I developed my language, Angosey, to express concepts that (I thought) English could not convey. The act of scrapping all the world’s languages and coming up with my own included a few parts youthful hubris, a hefty dash of ignorance, and a bucketful of willingness to spend a lot of time on something that no one else was likely to care about. However, it did help me develop a lot of tools that carried me through the tumultuous years between 16 and 22.
One issue that bothered me from middle school onward was this: how do I characterize the motives and desires of the ‘other’? Another, deeper issue concerned me even more: how could one part of me want something, and the other part not want something? In other words, how was it possible for an “individual” to want two things at once? Finally, a question that emerged more and more as I got older: what does the act of communicating in Angosey really entail, given that I am more or less talking to myself? What truth value comes from this ‘perfect diary’ I have created?
Angosey first went to work categorizing varieties of the ‘other.’ Since I was an adolescent boy continually in and out of crushes, romantically-tinged friendships, and relationships, this ‘other’ typically involved girls. I discovered three categories: Algayaltha (Aphrodite-like), Emralday (a character in opposition with herself), and Lazouley (Athena-like). The three are arranged in increasing emotional distance – Algayaltha is the most human, Lazouley was the most remote and difficult to understand. While this was an interesting way of looking at things, it was nothing but a projection of my recent experiences in the girl realm as opposed to a clear basis for psychology.
When writing in Angosey, I discovered a solution for another, more important problem: how to describe situations where I wanted two mutually exclusive things. For example: wanting to be social while simultaneously feeling anxious and shy. Another example: being a writer (creative) and a scientist (analytic).
My result was to write as three different aspects: Ashrayaga (the builder of fences), Dantayaga (the dreamer), and Renayaga (the worldly).
Ashrayaga is the character under whose auspices I am writing now. He is analytic and remote. His desire is to examine and categorize.
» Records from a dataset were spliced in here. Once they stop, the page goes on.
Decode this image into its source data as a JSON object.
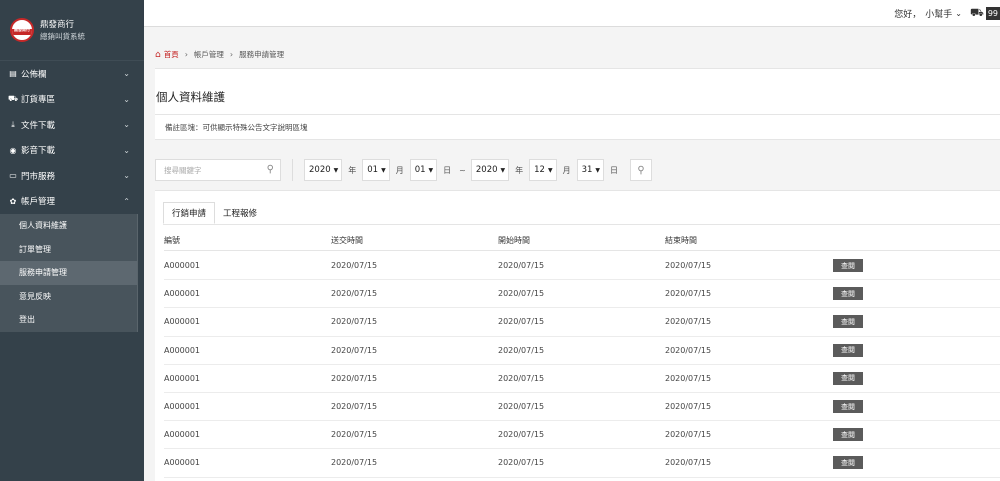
{
  "brand": {
    "name": "鼎發商行",
    "subtitle": "總銷叫貨系統",
    "logo_text": "鼎發商行"
  },
  "sidebar": {
    "items": [
      {
        "label": "公佈欄",
        "icon": "bulletin-icon",
        "glyph": "▤",
        "expanded": false
      },
      {
        "label": "訂貨專區",
        "icon": "cart-icon",
        "glyph": "⛟",
        "expanded": false
      },
      {
        "label": "文件下載",
        "icon": "download-icon",
        "glyph": "⤓",
        "expanded": false
      },
      {
        "label": "影音下載",
        "icon": "media-icon",
        "glyph": "◉",
        "expanded": false
      },
      {
        "label": "門市服務",
        "icon": "store-icon",
        "glyph": "▭",
        "expanded": false
      },
      {
        "label": "帳戶管理",
        "icon": "gear-icon",
        "glyph": "✿",
        "expanded": true
      }
    ],
    "subitems": [
      {
        "label": "個人資料維護",
        "active": false
      },
      {
        "label": "訂單管理",
        "active": false
      },
      {
        "label": "服務申請管理",
        "active": true
      },
      {
        "label": "意見反映",
        "active": false
      },
      {
        "label": "登出",
        "active": false
      }
    ]
  },
  "topbar": {
    "greeting": "您好，",
    "username": "小幫手",
    "cart_count": "99"
  },
  "breadcrumb": {
    "home": "首頁",
    "level1": "帳戶管理",
    "level2": "服務申請管理"
  },
  "page_title": "個人資料維護",
  "note": "備註區塊：可供顯示特殊公告文字說明區塊",
  "filter": {
    "search_placeholder": "搜尋關鍵字",
    "start_year": "2020",
    "start_month": "01",
    "start_day": "01",
    "end_year": "2020",
    "end_month": "12",
    "end_day": "31",
    "unit_year": "年",
    "unit_month": "月",
    "unit_day": "日",
    "tilde": "~"
  },
  "tabs": [
    {
      "label": "行銷申請",
      "active": true
    },
    {
      "label": "工程報修",
      "active": false
    }
  ],
  "table": {
    "headers": [
      "編號",
      "送交時間",
      "開始時間",
      "結束時間"
    ],
    "view_label": "查閱",
    "rows": [
      {
        "id": "A000001",
        "submitted": "2020/07/15",
        "start": "2020/07/15",
        "end": "2020/07/15"
      },
      {
        "id": "A000001",
        "submitted": "2020/07/15",
        "start": "2020/07/15",
        "end": "2020/07/15"
      },
      {
        "id": "A000001",
        "submitted": "2020/07/15",
        "start": "2020/07/15",
        "end": "2020/07/15"
      },
      {
        "id": "A000001",
        "submitted": "2020/07/15",
        "start": "2020/07/15",
        "end": "2020/07/15"
      },
      {
        "id": "A000001",
        "submitted": "2020/07/15",
        "start": "2020/07/15",
        "end": "2020/07/15"
      },
      {
        "id": "A000001",
        "submitted": "2020/07/15",
        "start": "2020/07/15",
        "end": "2020/07/15"
      },
      {
        "id": "A000001",
        "submitted": "2020/07/15",
        "start": "2020/07/15",
        "end": "2020/07/15"
      },
      {
        "id": "A000001",
        "submitted": "2020/07/15",
        "start": "2020/07/15",
        "end": "2020/07/15"
      }
    ]
  },
  "colors": {
    "sidebar_bg": "#34414a",
    "accent_red": "#c62828",
    "view_button": "#5b5b5b"
  }
}
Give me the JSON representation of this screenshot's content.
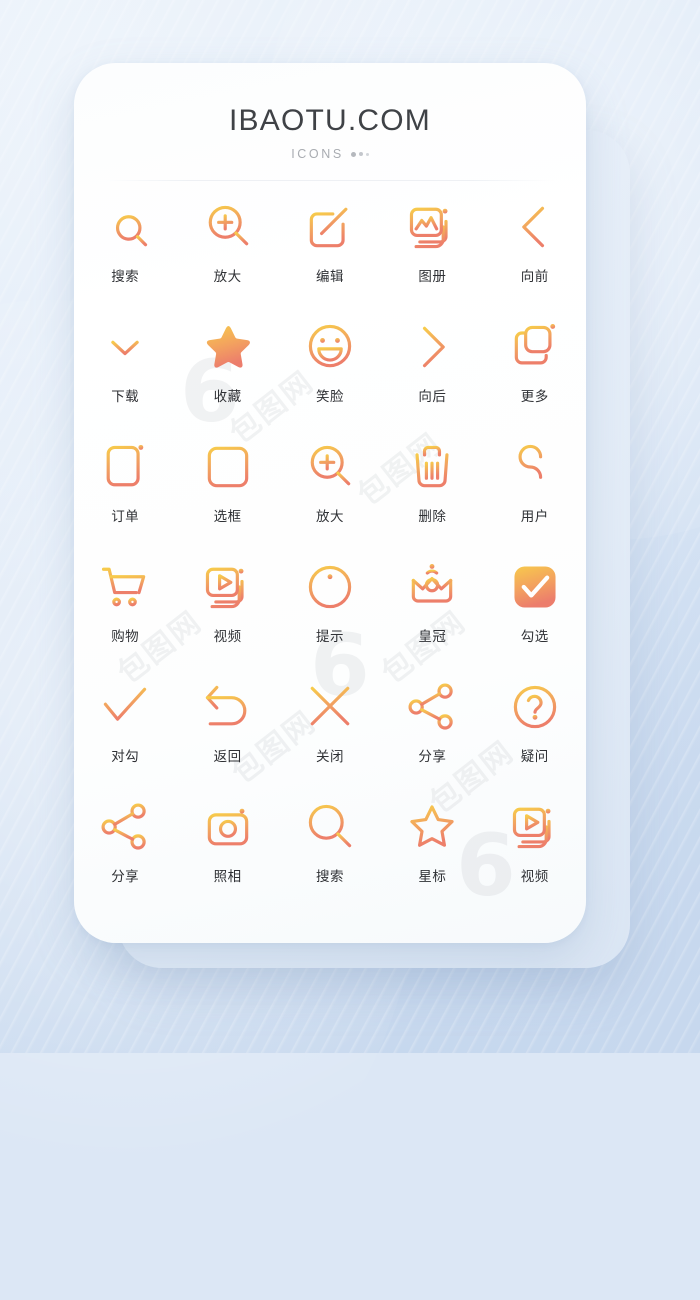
{
  "header": {
    "title": "IBAOTU.COM",
    "subtitle": "ICONS"
  },
  "palette": {
    "gradient_start": "#F6C94A",
    "gradient_mid": "#F2A85C",
    "gradient_end": "#EE8169",
    "label_color": "#2F3135",
    "card_background": "#FFFFFF",
    "page_background": "#DBE7F6"
  },
  "grid": {
    "columns": 5,
    "rows": 6,
    "icons": [
      {
        "label": "搜索",
        "icon": "search-list-icon"
      },
      {
        "label": "放大",
        "icon": "zoom-in-icon"
      },
      {
        "label": "编辑",
        "icon": "edit-pencil-icon"
      },
      {
        "label": "图册",
        "icon": "album-icon"
      },
      {
        "label": "向前",
        "icon": "chevron-left-icon"
      },
      {
        "label": "下载",
        "icon": "download-icon"
      },
      {
        "label": "收藏",
        "icon": "star-filled-icon"
      },
      {
        "label": "笑脸",
        "icon": "smiley-icon"
      },
      {
        "label": "向后",
        "icon": "chevron-right-icon"
      },
      {
        "label": "更多",
        "icon": "copy-layers-icon"
      },
      {
        "label": "订单",
        "icon": "order-document-icon"
      },
      {
        "label": "选框",
        "icon": "checkbox-empty-icon"
      },
      {
        "label": "放大",
        "icon": "magnifier-plus-icon"
      },
      {
        "label": "删除",
        "icon": "trash-icon"
      },
      {
        "label": "用户",
        "icon": "user-icon"
      },
      {
        "label": "购物",
        "icon": "shopping-cart-icon"
      },
      {
        "label": "视频",
        "icon": "video-play-icon"
      },
      {
        "label": "提示",
        "icon": "info-circle-icon"
      },
      {
        "label": "皇冠",
        "icon": "crown-icon"
      },
      {
        "label": "勾选",
        "icon": "check-filled-icon"
      },
      {
        "label": "对勾",
        "icon": "check-icon"
      },
      {
        "label": "返回",
        "icon": "undo-arrow-icon"
      },
      {
        "label": "关闭",
        "icon": "close-x-icon"
      },
      {
        "label": "分享",
        "icon": "share-nodes-icon"
      },
      {
        "label": "疑问",
        "icon": "question-circle-icon"
      },
      {
        "label": "分享",
        "icon": "share-nodes-icon"
      },
      {
        "label": "照相",
        "icon": "camera-icon"
      },
      {
        "label": "搜索",
        "icon": "magnifier-icon"
      },
      {
        "label": "星标",
        "icon": "star-outline-icon"
      },
      {
        "label": "视频",
        "icon": "video-play-icon"
      }
    ]
  },
  "watermarks": [
    {
      "text": "6"
    },
    {
      "text": "包图网"
    }
  ]
}
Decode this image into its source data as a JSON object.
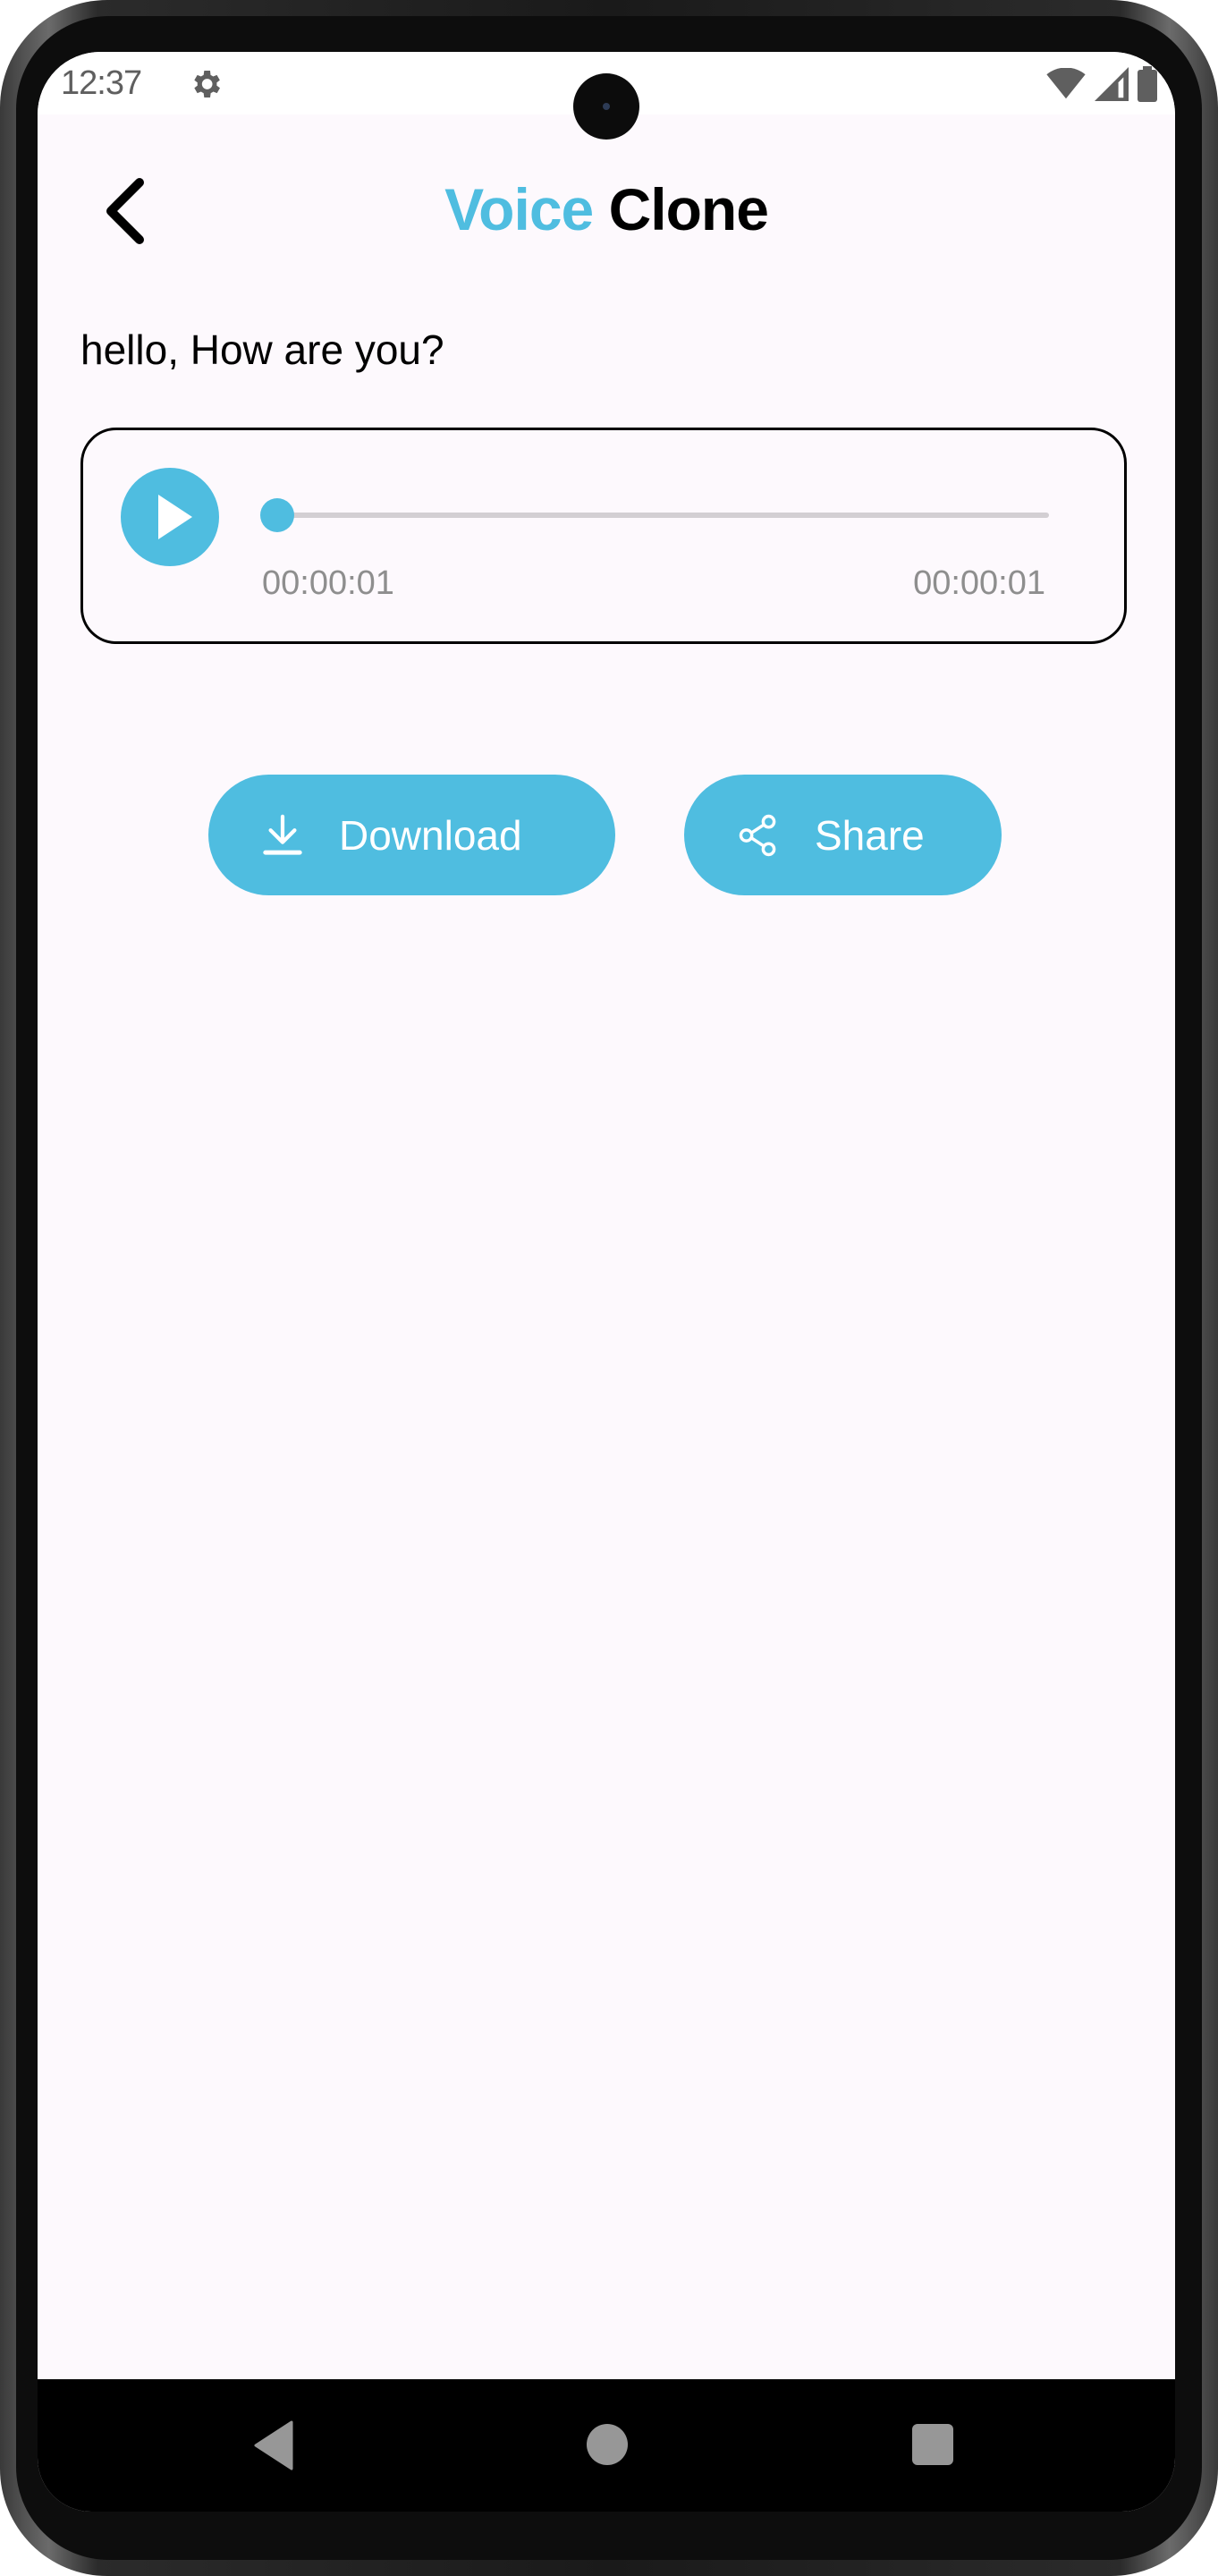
{
  "status_bar": {
    "time": "12:37",
    "icons": [
      "settings-gear-icon",
      "wifi-icon",
      "cell-signal-icon",
      "battery-icon"
    ]
  },
  "app_bar": {
    "back_icon": "chevron-left-icon",
    "title_accent": "Voice",
    "title_rest": "Clone"
  },
  "prompt_text": "hello, How are you?",
  "player": {
    "play_icon": "play-icon",
    "current_time": "00:00:01",
    "total_time": "00:00:01",
    "progress_fraction": 0.0
  },
  "actions": {
    "download_label": "Download",
    "download_icon": "download-icon",
    "share_label": "Share",
    "share_icon": "share-icon"
  },
  "nav_bar": {
    "back": "nav-back-icon",
    "home": "nav-home-icon",
    "recents": "nav-recents-icon"
  },
  "colors": {
    "accent": "#4fbde0",
    "background": "#fdf9fd",
    "text": "#000000",
    "muted_text": "#8e8e8e",
    "track": "#d3cfd3"
  }
}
He is hostile towards sentimentality and emotion.
Dantayaga is the first character I came up with. He is the force that drives Angosey, but probably not the one who wrote down the grammar and vocabulary. He loves beauty, art, and harmony. He tends to get very little done, but he provides the inspiration for my creativity and probably is what makes me tolerable to other people.
Renayaga is the last character I came up with. If Ashrayaga is Apollo, Renayaga is Dionysus. He doesn’t say much, but he’ll definitely drink a few too many with you.
This trinitarian concept of the soul help me understand how I could feel mutually exclusive things, and gave me a more balanced perspective of myself as I made my way through adolescence and young adulthood. While I had little use of these three after graduating from college, I actually refer to them quite a bit more often now than I have over the last few years. Usually this is a reminder to turn Ashrayaga off when I leave the geophysics laboratory – probably one of the stranger “don’t bring work home with you” concepts that you’ll hear!
After taking Philosophy of Language in college, I started wondering what sort of meaning I was generating every time I wrote in Angosey. If I am the only person in the planet who can read this, am I really communicating? This was particularly problematic because I never intended for others to read some of my writing – hence the utility of a secret language in the first place.
Then I considered diary writers. I assume most of them do not write in their diary so that other people can eventually read them. Instead, the diary is a form of communication across time – reaching out to a future version of yourself. Angosey, then, is my message in a bottle, floating in the twin oceans of self and time.